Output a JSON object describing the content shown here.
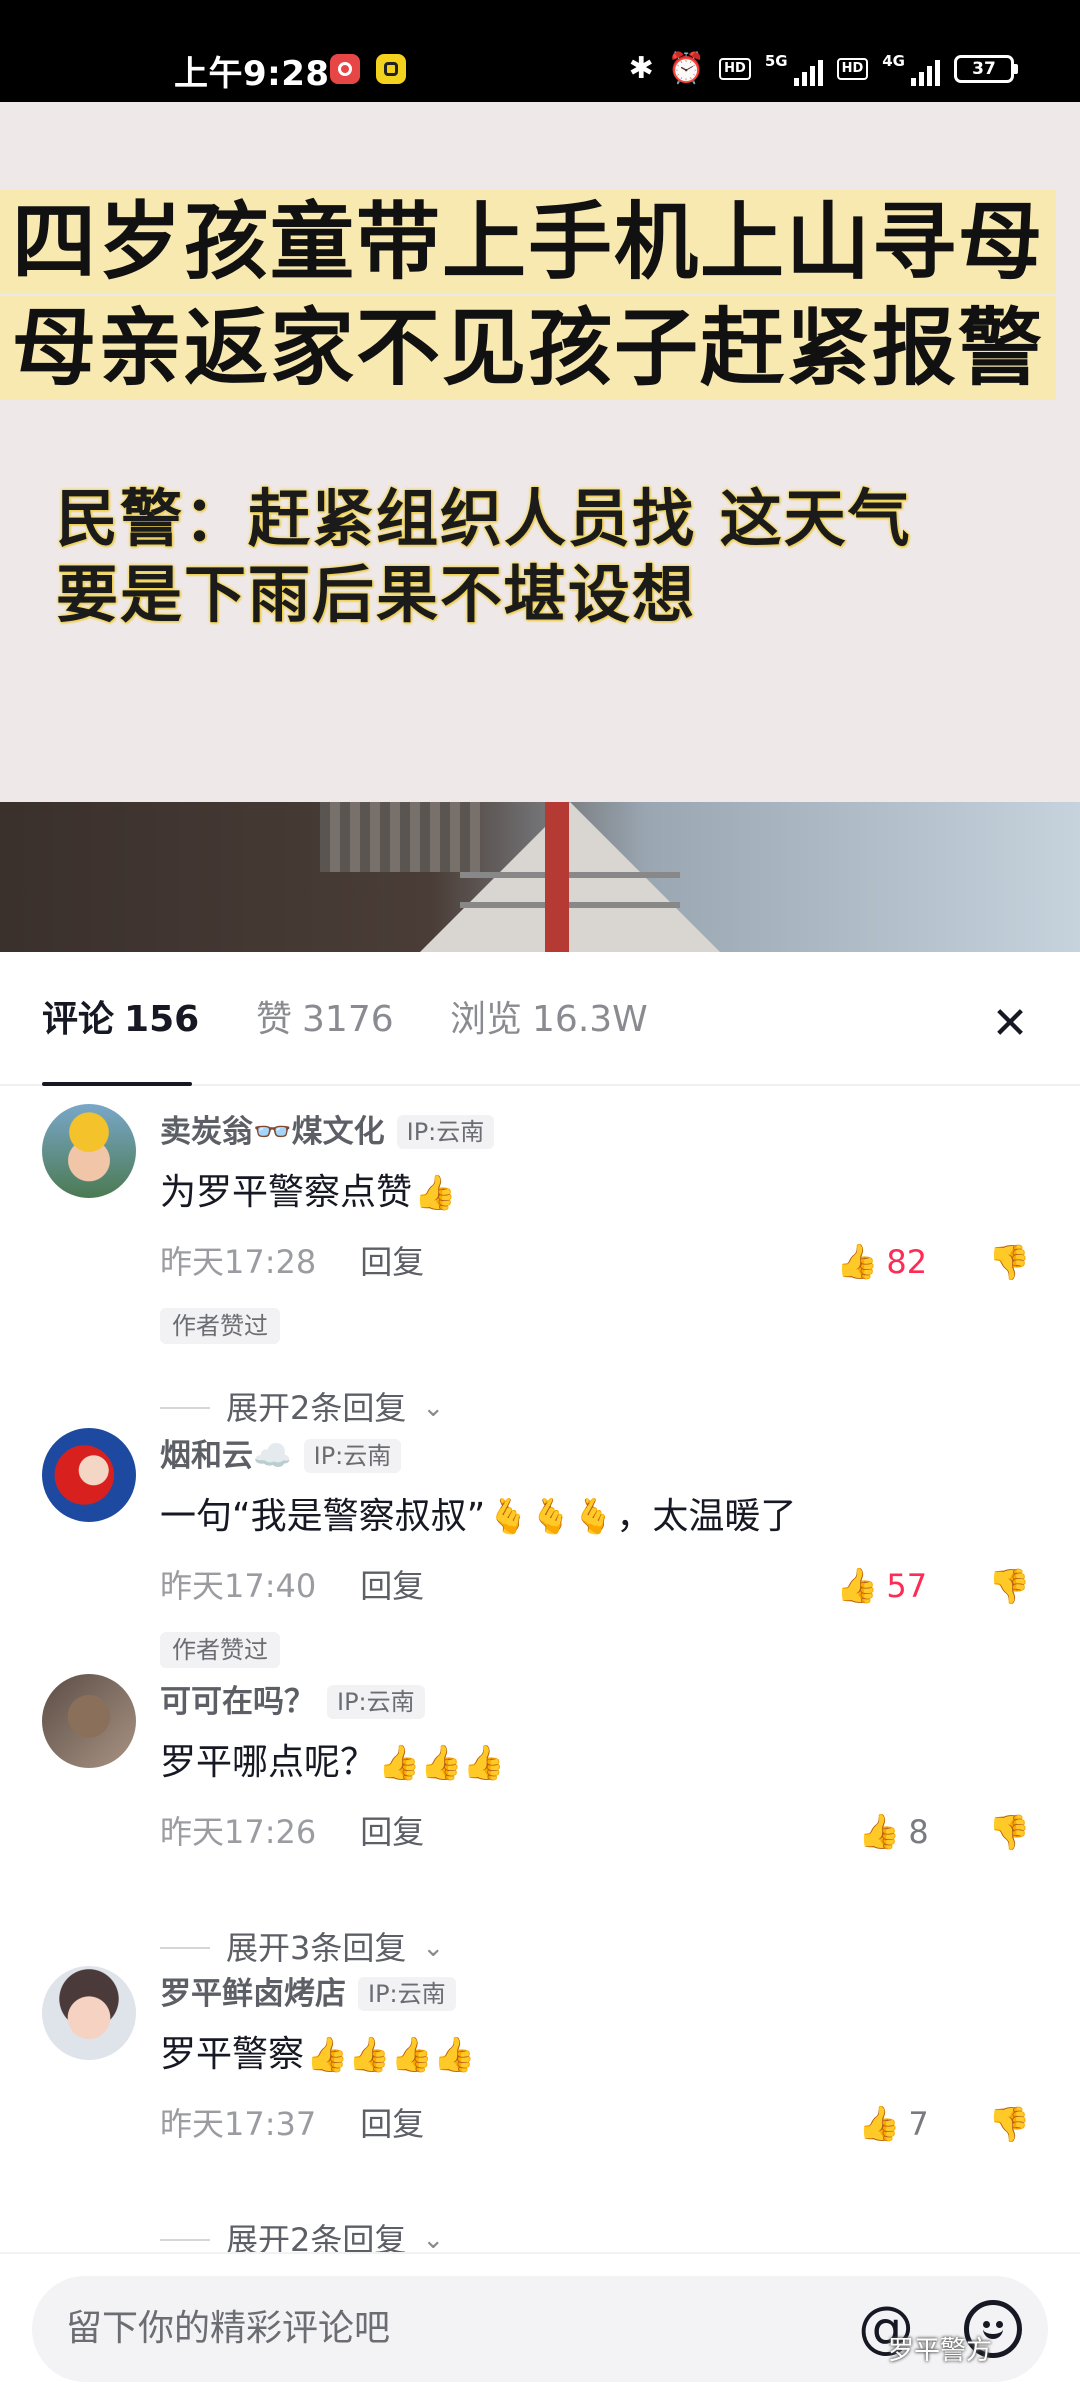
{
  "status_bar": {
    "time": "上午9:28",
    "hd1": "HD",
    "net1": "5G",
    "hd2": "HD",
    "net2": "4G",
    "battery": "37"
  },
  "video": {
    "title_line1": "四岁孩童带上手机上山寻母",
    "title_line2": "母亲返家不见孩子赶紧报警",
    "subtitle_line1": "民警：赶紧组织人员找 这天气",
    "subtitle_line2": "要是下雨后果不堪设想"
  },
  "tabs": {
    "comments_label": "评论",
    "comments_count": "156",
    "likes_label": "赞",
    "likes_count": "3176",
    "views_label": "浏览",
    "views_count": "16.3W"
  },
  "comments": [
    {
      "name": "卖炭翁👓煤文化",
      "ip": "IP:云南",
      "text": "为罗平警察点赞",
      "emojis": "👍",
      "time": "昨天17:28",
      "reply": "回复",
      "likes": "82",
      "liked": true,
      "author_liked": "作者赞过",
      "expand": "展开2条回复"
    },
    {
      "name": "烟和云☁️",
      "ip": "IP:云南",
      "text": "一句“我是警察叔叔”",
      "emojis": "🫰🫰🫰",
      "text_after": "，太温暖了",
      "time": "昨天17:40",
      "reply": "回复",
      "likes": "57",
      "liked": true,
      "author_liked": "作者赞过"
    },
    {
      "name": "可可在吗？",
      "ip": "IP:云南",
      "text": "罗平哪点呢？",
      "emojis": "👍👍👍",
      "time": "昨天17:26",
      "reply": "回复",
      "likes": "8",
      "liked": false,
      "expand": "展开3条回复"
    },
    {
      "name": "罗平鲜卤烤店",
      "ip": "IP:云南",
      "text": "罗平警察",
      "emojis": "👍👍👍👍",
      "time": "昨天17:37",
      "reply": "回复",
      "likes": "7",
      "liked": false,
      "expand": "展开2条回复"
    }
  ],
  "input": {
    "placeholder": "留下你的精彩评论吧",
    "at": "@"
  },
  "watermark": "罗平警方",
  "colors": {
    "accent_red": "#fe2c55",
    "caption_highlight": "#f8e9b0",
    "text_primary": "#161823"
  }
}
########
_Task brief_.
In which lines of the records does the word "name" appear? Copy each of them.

_Result_.
      "name": "卖炭翁👓煤文化",
      "name": "烟和云☁️",
      "name": "可可在吗？",
      "name": "罗平鲜卤烤店",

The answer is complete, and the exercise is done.